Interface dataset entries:
--- START ---
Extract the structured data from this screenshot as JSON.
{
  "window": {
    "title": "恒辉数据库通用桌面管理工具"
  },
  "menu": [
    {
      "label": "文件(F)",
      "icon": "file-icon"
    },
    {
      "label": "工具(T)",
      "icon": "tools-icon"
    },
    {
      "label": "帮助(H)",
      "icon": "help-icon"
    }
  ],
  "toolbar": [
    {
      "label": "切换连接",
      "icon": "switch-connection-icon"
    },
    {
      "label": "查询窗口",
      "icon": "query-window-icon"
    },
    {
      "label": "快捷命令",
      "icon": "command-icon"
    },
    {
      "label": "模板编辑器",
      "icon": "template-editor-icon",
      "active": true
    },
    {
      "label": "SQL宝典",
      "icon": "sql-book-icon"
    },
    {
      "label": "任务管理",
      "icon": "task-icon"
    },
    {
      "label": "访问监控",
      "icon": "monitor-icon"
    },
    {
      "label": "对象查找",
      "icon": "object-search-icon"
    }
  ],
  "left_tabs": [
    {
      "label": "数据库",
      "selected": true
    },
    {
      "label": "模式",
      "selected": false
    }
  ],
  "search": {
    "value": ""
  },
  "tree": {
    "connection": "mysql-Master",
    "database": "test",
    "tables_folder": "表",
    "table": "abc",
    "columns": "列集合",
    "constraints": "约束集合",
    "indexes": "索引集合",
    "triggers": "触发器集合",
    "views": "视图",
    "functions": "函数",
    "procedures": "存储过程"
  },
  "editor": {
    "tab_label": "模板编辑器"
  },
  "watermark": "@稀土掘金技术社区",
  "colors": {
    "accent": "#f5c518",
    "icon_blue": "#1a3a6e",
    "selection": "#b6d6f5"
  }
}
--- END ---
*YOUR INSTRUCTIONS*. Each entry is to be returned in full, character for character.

*RESULT OF THE EXERCISE*.
Extract the structured data from this screenshot as JSON.
{
  "window": {
    "title": "恒辉数据库通用桌面管理工具"
  },
  "menu": [
    {
      "label": "文件(F)",
      "icon": "file-icon"
    },
    {
      "label": "工具(T)",
      "icon": "tools-icon"
    },
    {
      "label": "帮助(H)",
      "icon": "help-icon"
    }
  ],
  "toolbar": [
    {
      "label": "切换连接",
      "icon": "switch-connection-icon"
    },
    {
      "label": "查询窗口",
      "icon": "query-window-icon"
    },
    {
      "label": "快捷命令",
      "icon": "command-icon"
    },
    {
      "label": "模板编辑器",
      "icon": "template-editor-icon",
      "active": true
    },
    {
      "label": "SQL宝典",
      "icon": "sql-book-icon"
    },
    {
      "label": "任务管理",
      "icon": "task-icon"
    },
    {
      "label": "访问监控",
      "icon": "monitor-icon"
    },
    {
      "label": "对象查找",
      "icon": "object-search-icon"
    }
  ],
  "left_tabs": [
    {
      "label": "数据库",
      "selected": true
    },
    {
      "label": "模式",
      "selected": false
    }
  ],
  "search": {
    "value": ""
  },
  "tree": {
    "connection": "mysql-Master",
    "database": "test",
    "tables_folder": "表",
    "table": "abc",
    "columns": "列集合",
    "constraints": "约束集合",
    "indexes": "索引集合",
    "triggers": "触发器集合",
    "views": "视图",
    "functions": "函数",
    "procedures": "存储过程"
  },
  "editor": {
    "tab_label": "模板编辑器"
  },
  "watermark": "@稀土掘金技术社区",
  "colors": {
    "accent": "#f5c518",
    "icon_blue": "#1a3a6e",
    "selection": "#b6d6f5"
  }
}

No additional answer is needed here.